In addition to increasing education about how to recycle properly, EON also want to inform the campus of what happens between when a newspaper gets put in the mixed paper bin and when one purchases a packet of 30 percent post-consumer recycled paper.  Kim O’Rourke, City of Middletown recycling coordinator, may lead a field trip to the recycling facilities so students can get a first-hand experience.
“Ultimately, I believe college is the perfect time and place to welcome recycling into one’s routine because we are all slowly learning how to fend for ourselves, whether it be by learning how to do laundry for the first time (with super concentrated detergent to cut down on plastic!) or by cooking meals for ourselves and friends (instead of ordering out and accumulating lots of Styrofoam take out containers!),” San Roman says. “Why not also learn how to recycle?  All it takes is the knowledge of what to put where and a few seconds to think before tossing, and you’ve got an accomplished recycler. RecycleMania helps us learn that recycling is a very good habit to develop, and college is a perfect environment to nurture this new habit.”

During the 2008 competition, 58.6 million pounds of recycled materials were recorded by RecycleMania participants. Awards, trophies and participant certificates are given following the competition.

EON is focusing on how the campus can increase its frequency of recycled materials and decrease the volume of solid waste.  One of the most important ways to create this shift is to increase consumer education regarding which items can go in each bins.

“There are may people who think that just because an item they are using is plastic, it can be put in the glass/metal/plastic bin, but indeed it needs to be checked to see if it is a #1 or #2 plastic, as these are the only types accepted in this bin.  This being said, we have created information sheets for students, faculty, and staff that clearly specify what can and cannot go in each recycling bin, as well as where to recycle more obscure items, such as C.D.s and old computers,” San Roman says.

Here is a list of materials people can recycle at Wesleyan:

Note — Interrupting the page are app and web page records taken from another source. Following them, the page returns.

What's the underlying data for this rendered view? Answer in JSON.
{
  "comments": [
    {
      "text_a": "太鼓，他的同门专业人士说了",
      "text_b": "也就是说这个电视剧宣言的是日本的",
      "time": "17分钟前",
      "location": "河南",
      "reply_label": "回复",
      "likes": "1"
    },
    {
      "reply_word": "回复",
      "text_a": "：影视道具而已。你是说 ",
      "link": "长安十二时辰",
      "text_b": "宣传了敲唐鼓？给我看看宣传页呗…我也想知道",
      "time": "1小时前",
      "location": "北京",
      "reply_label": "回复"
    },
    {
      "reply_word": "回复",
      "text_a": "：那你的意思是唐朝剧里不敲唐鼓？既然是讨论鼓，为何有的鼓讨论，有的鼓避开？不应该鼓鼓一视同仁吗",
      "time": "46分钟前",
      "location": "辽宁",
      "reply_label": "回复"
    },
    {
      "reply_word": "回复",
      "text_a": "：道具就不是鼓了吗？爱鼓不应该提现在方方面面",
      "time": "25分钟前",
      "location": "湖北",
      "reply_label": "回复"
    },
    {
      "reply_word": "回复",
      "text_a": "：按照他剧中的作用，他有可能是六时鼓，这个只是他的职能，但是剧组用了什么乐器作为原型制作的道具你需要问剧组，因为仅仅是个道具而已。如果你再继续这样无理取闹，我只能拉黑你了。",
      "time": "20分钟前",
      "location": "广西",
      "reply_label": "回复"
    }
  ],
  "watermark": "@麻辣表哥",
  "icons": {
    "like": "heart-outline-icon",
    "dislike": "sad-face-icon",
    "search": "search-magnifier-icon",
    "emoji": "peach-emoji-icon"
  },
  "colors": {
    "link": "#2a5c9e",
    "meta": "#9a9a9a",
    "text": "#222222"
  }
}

Glass/Metal/Plastic:
Do recycle:

• Plastic containers #1 and #2

• Glass jars/bottles

• Metal food/beverage cans

• Milk/juice boxes

• Drink boxes

• Aluminum food containers

• Aluminum foil (clean)

Do not recycle:

• Plastics #3-7 (Naked Juice bottles say they can be recycled as a number

2, so they’re acceptable)

• Yogurt containers (usually #5)

• Styrofoam containers (usually #6)

Mixed Paper:
Do recycle:

• White/colored paper

• Envelopes

• Manila folders

• Carbonless office forms

• Post-it notes

• Newspaper

• Magazines

• Hardback/paperback books

• Junk mail

• Cereal boxes (liner removed)

• Non-corrugated cardboard

• NOTE: corrugated cardboard can be recycled, but don’t place it IN the bin!

Flatten and place next to your mixed paper bin.

Do not recycle:

• Plastic/Tyvek envelopes

• Fed Ex/UPS-type envelopes

• Carbon paper

• Paper towels/tissues

• Copy-paper outer wrap

• Hanging file folders

• Paper with crayon/poster paint

• Pizza boxes

• Glossy photos

Wesleyan also has drop-off points for harder to recycle items:
Science Center Lobby:

• Aerosol Cans

• Nickel-Cadmium batteries

• Alkaline batteries

• CDs, DVDs, floppies, cellphones

• Printer cartridges (inkjet, bubble jet, laser)

• Rubber-soled shoes

Science Center Loading Dock:

• Styrofoam blocks

• Styrofoam peanuts (put in plastic bags)

• Corrugated Cardboard (also recyclable at the Butterfield C loading dock, Butterfield A parking lot, 156 High St parking lot, and the Olin Library/Clark Hall parking lot)

Cardinal Technology Center

• CFL bulbs

Textile drop-off bins:

• Butterfield A parking lot (“L” lot) — Lawn and High Streets (container next to the cardboard dumpster)

• Parking lot for High Rise and Low Rise residence halls, off Church Street

• At the end of McConaughy Drive, behind the Foss Hill residence halls (benefits Big Brothers Big Sisters, Nutmeg Chapter).

Some items are picked up on a case-by-case basis. Email recycling@wesleyan.edu if you have the following:

• Lead acid batteries

• Computers and other electronic equipment

For questions, e-mail work_order@wesleyan.edu or call 860-685-3400.